»»

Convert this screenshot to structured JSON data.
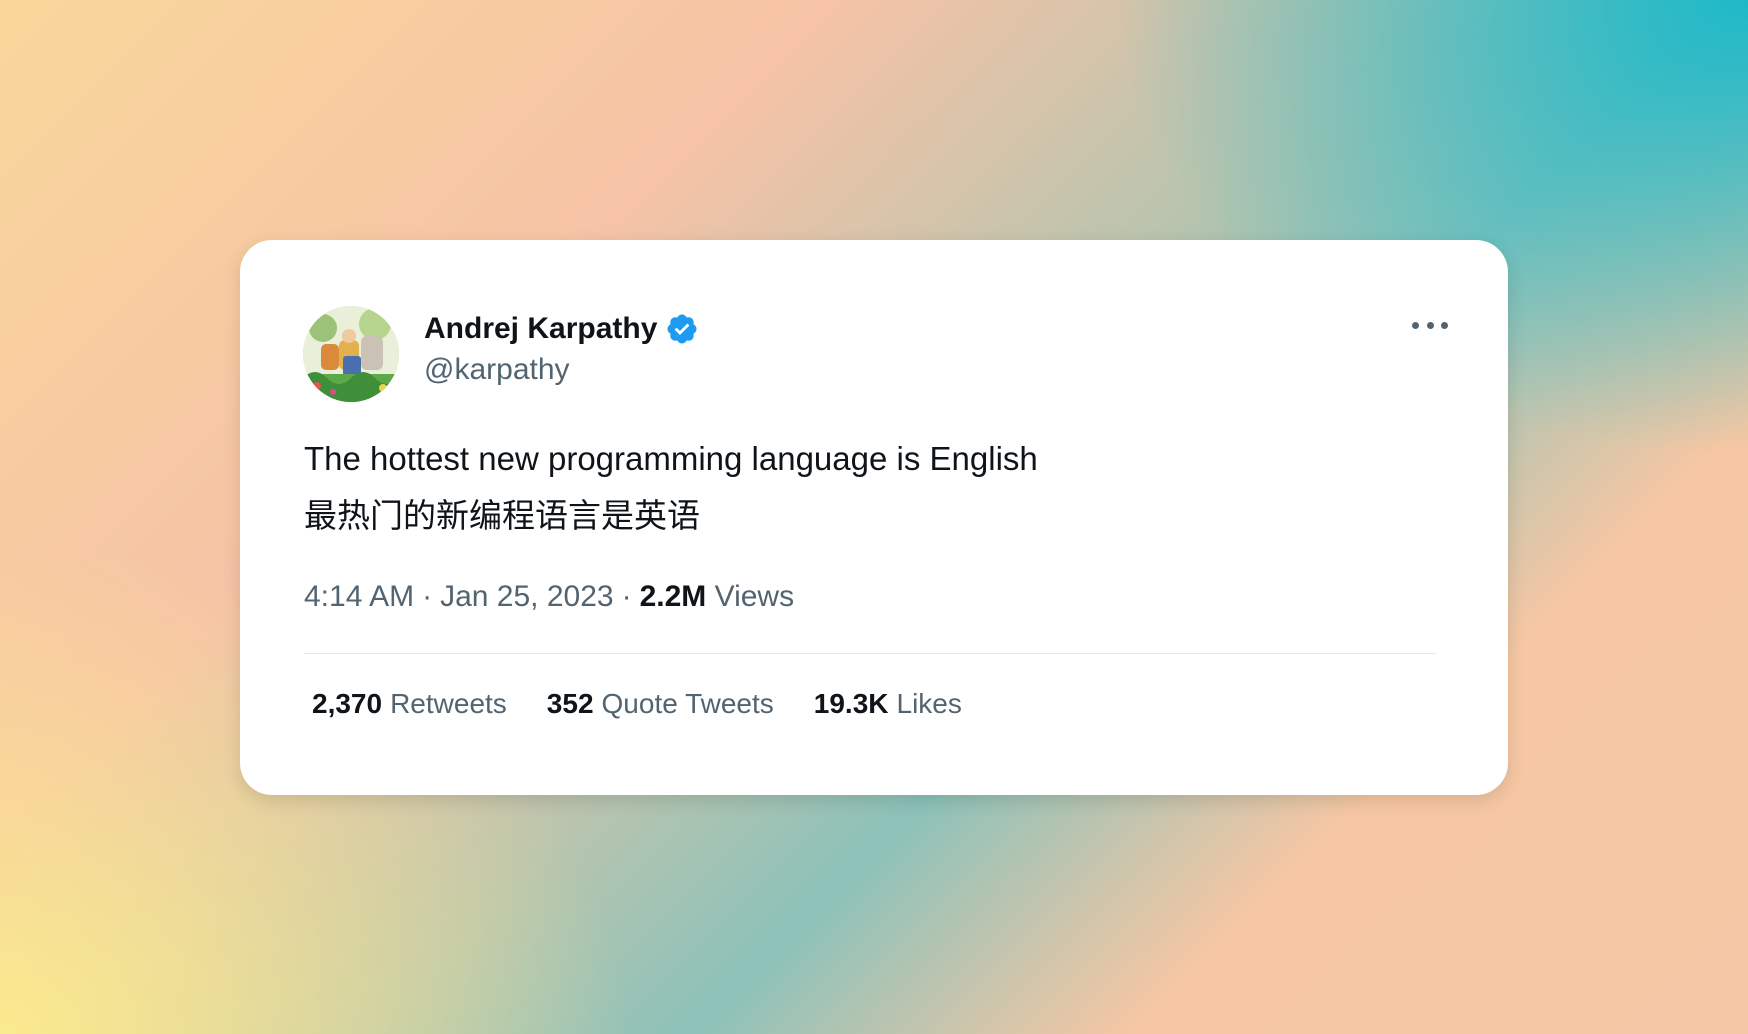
{
  "tweet": {
    "author": {
      "name": "Andrej Karpathy",
      "handle": "@karpathy",
      "verified": true,
      "verified_color": "#1d9bf0"
    },
    "text_lines": [
      "The hottest new programming language is English",
      "最热门的新编程语言是英语"
    ],
    "time": "4:14 AM",
    "date": "Jan 25, 2023",
    "separator": "·",
    "views_count": "2.2M",
    "views_label": "Views",
    "stats": {
      "retweets": {
        "count": "2,370",
        "label": "Retweets"
      },
      "quote_tweets": {
        "count": "352",
        "label": "Quote Tweets"
      },
      "likes": {
        "count": "19.3K",
        "label": "Likes"
      }
    }
  },
  "icons": {
    "more": "more-horizontal-icon",
    "verified": "verified-badge-icon"
  }
}
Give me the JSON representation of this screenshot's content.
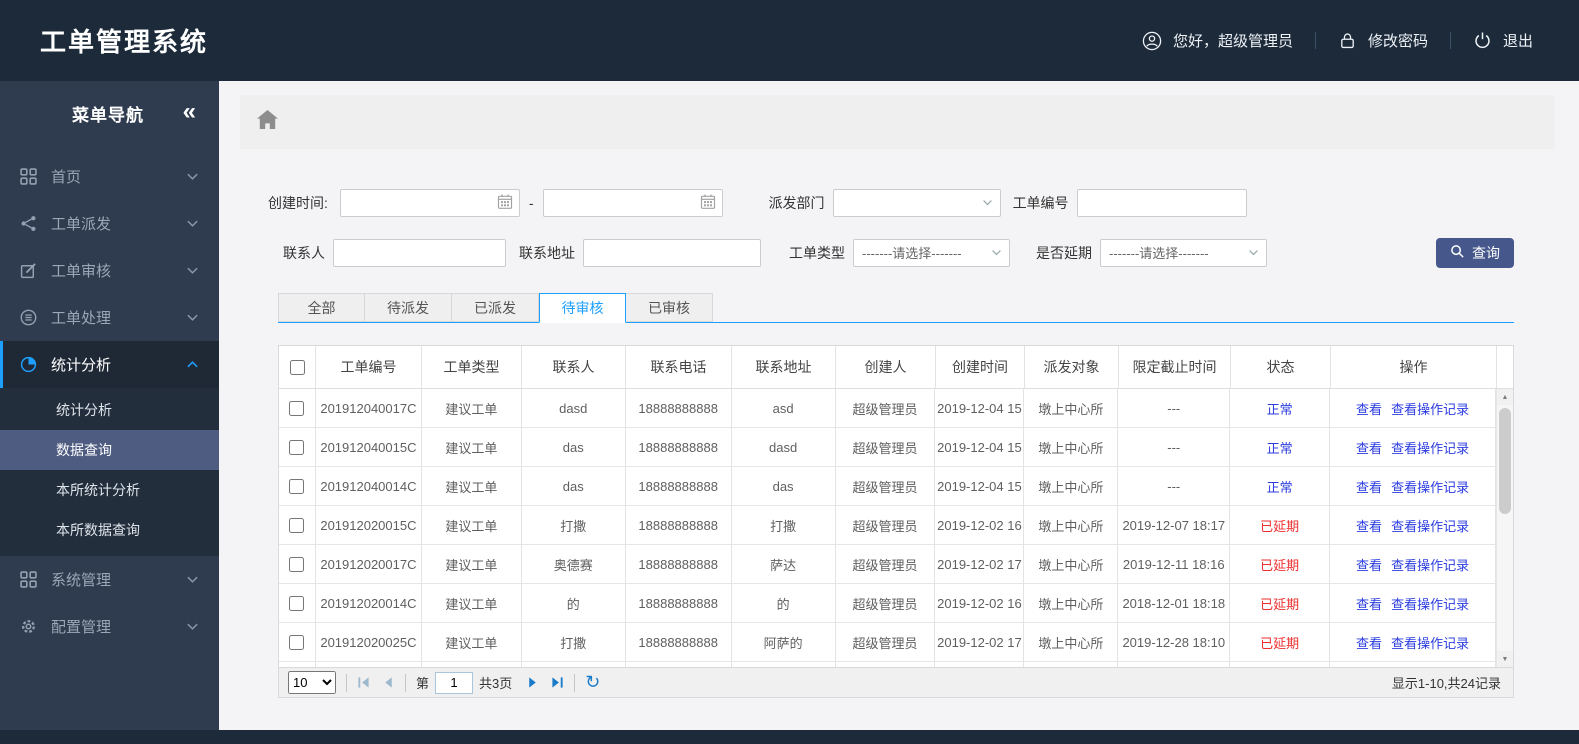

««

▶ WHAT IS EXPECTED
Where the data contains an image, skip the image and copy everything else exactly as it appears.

▶ ANSWER TO THE EXERCISE
Convert this screenshot to structured JSON data.
{
  "tweet": {
    "author": {
      "name": "Andrej Karpathy",
      "handle": "@karpathy",
      "verified": true,
      "verified_color": "#1d9bf0"
    },
    "text_lines": [
      "The hottest new programming language is English",
      "最热门的新编程语言是英语"
    ],
    "time": "4:14 AM",
    "date": "Jan 25, 2023",
    "separator": "·",
    "views_count": "2.2M",
    "views_label": "Views",
    "stats": {
      "retweets": {
        "count": "2,370",
        "label": "Retweets"
      },
      "quote_tweets": {
        "count": "352",
        "label": "Quote Tweets"
      },
      "likes": {
        "count": "19.3K",
        "label": "Likes"
      }
    }
  },
  "icons": {
    "more": "more-horizontal-icon",
    "verified": "verified-badge-icon"
  }
}
Give me the JSON representation of this screenshot's content.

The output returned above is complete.